the rightmost 4, or from the left 5, we will
obtain four autonomous sub-sequences.
Thus, different starting points may yield
different amounts of autonomous sub-sequences. One solution approach may be to
pass N times over the input—each starting
at a different column. This solution is correct, but its time complexity is O(N²). We
would like to do better.
Some problem solvers offer to conduct
only passes that start with columns of
height H. However, there may not always
be such columns, and even if there are, will
they always yield the optimal solution? We
let the reader answer this question.
It is interesting to examine various
problem solvers’ attempts and see how
they progress (or not). Unfortunately, our
space here is limited.
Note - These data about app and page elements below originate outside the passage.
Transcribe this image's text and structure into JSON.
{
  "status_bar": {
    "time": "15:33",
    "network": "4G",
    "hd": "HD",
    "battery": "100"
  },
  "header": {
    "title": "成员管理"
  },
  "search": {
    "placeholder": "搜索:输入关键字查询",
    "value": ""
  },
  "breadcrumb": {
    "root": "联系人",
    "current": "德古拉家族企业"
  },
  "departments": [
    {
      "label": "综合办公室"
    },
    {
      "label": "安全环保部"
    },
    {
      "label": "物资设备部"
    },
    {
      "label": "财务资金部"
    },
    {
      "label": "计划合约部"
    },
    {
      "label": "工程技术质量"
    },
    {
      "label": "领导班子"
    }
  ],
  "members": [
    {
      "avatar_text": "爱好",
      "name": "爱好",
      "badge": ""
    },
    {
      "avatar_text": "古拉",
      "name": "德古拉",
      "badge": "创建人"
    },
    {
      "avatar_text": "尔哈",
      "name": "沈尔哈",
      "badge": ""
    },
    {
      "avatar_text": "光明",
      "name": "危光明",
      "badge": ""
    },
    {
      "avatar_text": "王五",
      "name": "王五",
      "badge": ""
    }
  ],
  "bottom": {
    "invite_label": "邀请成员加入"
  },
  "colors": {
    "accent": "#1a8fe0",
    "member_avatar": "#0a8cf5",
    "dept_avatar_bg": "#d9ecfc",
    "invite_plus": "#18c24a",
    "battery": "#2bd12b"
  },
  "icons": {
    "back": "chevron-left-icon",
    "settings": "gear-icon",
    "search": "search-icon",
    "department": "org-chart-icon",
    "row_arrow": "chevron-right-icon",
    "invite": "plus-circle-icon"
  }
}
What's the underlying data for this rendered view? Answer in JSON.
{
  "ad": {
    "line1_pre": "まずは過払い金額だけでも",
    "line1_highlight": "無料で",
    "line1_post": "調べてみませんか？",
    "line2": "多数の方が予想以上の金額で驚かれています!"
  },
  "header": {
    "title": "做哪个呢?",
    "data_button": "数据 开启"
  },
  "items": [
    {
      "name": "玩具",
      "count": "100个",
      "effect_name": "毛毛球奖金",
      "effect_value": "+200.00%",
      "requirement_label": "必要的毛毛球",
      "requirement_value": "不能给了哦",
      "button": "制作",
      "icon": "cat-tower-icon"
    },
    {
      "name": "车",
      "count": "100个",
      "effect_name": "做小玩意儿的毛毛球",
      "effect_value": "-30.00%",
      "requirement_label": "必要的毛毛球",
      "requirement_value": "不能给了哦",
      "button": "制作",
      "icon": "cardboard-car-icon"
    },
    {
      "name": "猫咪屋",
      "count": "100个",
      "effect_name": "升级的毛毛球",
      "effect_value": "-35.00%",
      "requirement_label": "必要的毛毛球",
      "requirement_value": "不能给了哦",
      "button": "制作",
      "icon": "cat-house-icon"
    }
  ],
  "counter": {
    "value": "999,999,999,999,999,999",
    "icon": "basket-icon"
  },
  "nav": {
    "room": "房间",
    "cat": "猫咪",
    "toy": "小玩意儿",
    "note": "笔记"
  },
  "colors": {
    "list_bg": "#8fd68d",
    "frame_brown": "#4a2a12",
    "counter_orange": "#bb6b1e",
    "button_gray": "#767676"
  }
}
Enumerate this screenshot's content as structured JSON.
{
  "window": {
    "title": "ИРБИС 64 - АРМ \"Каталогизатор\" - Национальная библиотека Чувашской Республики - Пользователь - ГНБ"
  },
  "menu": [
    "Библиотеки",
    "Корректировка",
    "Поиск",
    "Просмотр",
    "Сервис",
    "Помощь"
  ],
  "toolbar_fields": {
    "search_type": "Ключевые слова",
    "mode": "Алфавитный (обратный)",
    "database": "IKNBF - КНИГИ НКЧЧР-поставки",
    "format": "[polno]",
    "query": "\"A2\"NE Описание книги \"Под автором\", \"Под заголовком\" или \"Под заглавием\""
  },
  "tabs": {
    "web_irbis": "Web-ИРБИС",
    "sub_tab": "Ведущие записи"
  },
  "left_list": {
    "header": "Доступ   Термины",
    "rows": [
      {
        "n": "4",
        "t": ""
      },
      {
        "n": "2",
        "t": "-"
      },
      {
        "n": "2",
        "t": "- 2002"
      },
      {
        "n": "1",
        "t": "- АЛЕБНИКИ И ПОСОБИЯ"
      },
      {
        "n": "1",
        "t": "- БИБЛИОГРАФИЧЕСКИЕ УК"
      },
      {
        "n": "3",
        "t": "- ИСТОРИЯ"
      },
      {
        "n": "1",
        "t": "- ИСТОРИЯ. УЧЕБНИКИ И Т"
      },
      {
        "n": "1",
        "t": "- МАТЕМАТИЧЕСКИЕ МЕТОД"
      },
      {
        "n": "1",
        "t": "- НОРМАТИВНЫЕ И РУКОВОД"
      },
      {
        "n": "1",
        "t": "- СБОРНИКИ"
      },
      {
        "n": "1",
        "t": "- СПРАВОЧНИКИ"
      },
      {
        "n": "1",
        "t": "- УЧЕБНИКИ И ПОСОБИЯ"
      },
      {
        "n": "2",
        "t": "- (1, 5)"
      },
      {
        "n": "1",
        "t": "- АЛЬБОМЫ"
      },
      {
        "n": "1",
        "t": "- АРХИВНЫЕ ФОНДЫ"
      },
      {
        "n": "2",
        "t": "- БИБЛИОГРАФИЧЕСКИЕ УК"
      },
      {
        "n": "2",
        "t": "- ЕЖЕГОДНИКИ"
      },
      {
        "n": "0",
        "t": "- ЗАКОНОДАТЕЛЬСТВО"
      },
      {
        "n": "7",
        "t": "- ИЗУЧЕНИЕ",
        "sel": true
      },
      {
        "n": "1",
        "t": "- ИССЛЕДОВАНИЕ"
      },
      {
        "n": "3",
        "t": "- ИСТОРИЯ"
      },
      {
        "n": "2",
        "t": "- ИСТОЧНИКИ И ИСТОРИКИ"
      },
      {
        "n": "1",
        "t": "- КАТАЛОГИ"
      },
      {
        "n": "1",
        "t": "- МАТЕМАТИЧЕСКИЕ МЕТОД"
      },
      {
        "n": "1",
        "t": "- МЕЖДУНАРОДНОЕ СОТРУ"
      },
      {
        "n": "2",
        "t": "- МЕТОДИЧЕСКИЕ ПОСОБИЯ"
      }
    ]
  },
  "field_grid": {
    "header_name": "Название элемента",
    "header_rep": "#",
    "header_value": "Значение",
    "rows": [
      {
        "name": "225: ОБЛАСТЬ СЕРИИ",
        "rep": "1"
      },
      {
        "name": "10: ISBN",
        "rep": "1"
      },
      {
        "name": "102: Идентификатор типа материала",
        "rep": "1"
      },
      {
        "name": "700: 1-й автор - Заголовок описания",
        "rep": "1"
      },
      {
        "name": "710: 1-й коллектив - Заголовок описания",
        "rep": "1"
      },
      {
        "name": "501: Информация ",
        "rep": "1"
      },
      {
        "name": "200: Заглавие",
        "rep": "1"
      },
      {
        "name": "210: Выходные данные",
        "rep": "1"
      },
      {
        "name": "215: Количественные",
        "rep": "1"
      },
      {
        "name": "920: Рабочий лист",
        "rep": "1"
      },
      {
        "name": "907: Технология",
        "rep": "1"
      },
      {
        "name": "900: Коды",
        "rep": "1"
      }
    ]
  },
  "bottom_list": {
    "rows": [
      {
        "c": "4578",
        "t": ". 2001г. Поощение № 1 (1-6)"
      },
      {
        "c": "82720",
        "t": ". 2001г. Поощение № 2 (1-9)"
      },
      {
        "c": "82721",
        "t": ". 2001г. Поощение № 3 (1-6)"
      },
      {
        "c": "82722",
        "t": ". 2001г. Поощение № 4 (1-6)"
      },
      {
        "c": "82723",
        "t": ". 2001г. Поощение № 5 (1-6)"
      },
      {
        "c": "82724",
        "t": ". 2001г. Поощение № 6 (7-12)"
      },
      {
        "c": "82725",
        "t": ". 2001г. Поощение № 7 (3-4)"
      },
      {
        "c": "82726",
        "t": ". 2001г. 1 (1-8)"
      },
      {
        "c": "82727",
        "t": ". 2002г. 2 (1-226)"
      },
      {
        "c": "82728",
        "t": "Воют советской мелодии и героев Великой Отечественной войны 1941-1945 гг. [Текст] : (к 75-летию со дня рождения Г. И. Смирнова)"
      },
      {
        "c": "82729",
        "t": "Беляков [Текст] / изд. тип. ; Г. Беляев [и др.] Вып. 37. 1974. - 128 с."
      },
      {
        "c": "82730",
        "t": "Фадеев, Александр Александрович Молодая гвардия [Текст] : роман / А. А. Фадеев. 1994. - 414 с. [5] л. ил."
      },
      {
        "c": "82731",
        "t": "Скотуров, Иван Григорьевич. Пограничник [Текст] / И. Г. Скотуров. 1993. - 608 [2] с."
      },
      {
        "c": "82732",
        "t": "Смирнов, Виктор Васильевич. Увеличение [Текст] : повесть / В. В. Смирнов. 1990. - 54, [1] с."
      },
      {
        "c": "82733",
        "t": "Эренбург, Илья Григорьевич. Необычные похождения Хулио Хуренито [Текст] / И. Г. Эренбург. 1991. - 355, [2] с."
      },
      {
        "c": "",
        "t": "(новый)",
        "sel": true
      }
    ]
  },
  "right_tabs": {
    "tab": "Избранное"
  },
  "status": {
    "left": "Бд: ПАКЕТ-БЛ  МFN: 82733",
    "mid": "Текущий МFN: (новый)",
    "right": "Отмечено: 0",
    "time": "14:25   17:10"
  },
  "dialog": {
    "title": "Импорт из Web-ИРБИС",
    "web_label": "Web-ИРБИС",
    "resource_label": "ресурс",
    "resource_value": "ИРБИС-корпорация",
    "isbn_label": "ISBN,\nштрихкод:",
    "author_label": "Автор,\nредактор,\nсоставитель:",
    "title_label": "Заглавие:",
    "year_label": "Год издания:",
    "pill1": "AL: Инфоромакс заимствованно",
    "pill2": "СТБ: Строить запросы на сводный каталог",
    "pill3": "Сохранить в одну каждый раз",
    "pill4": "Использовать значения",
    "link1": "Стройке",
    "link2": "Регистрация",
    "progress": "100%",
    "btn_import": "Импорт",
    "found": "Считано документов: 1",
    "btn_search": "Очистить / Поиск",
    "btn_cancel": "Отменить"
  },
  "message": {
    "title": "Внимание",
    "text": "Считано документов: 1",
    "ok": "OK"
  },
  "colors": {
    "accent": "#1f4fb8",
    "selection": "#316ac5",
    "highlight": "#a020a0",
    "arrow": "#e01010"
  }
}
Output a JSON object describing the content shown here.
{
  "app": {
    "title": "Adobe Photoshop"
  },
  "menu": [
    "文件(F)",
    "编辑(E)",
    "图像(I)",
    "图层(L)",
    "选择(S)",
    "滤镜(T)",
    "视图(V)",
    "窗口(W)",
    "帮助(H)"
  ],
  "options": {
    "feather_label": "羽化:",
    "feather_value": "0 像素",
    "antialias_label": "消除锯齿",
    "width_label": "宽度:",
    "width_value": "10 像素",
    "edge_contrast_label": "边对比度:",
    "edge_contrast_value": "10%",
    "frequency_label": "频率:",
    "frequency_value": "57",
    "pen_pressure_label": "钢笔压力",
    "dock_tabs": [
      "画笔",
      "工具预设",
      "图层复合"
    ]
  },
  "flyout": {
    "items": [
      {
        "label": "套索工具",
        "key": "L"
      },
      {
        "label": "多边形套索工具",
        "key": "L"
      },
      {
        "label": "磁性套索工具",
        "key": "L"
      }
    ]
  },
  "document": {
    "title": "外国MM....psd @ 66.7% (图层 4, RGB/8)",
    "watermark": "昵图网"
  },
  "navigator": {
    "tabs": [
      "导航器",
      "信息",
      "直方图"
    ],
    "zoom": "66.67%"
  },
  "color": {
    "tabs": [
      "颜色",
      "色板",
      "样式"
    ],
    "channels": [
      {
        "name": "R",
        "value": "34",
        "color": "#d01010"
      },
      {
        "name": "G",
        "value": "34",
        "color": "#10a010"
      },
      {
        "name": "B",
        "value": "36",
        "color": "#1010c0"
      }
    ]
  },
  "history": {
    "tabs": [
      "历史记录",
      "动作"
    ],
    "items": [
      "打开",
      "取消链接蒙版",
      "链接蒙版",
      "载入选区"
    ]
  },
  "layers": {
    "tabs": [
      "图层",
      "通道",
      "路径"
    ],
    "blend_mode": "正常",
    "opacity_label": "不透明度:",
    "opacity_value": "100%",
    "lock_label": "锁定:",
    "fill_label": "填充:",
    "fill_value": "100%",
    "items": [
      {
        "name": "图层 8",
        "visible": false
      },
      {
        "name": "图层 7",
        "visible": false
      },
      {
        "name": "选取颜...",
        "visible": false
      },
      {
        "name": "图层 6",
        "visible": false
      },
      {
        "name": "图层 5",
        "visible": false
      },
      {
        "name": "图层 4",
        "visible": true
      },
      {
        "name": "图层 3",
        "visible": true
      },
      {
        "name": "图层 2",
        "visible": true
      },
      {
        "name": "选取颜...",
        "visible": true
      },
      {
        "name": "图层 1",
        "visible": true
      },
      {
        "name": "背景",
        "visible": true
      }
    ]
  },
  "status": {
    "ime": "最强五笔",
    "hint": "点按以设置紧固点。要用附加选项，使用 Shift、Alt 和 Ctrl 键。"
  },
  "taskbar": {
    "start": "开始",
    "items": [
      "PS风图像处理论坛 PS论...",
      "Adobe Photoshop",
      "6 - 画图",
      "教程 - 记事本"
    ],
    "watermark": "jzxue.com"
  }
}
Therefore, we just
display an observation offered by the more
creative problem solvers. Capitalization
on this observation yields an O(NlogN)
solution, which requires only one pass over
the column heights (and may start at any
column), plus some extra work. The observation is the following.
In a circular fence, the sequence of N
values of the accumulated (partial)
sum of the number of tiles, starting at
the 1-st column, of height c1, equals the
sequence starting at the 2-nd column,
in which each value is reduced by −c1.
(Notice that the sequence of 3 sum-values for the input 6 5 4 starting at
the 6 is: 6 11 15.)
The above observation illuminates the
characteristic that sequences of sum-val-
ues that start from different starting points
are very similar. The challenge that remains
is to recognize a pattern in a sequence of
N sum-values, which characterizes the max
number of autonomous sub-sequences.
In our experience, students find the
challenge puzzling. Although the case of
a linear fence is not that subtle, some stu-
dents still struggle with that case as they
seek not only the number of transfers but
also their actual directions and amounts. In
addition, students are not always con-
vinced about optimality. Some do not see
that the greedy approach of one pass from
left to right is optimal (due to the optimal
autonomous sub-sequence for the first
column, followed by an inductive argu-
ment for the remaining input sequence).
The case of a circular fence is much more
difficult. We pose it to the better students.
Those who examine different inputs, and
compare sequences of partial sums, recog-
nize and capitalize on the latter displayed
pattern. They demonstrate the importance
of flexibly examining diverse inputs in
seeking hidden patterns.
DOI: 10.1145/3341096 Copyright held by author/owner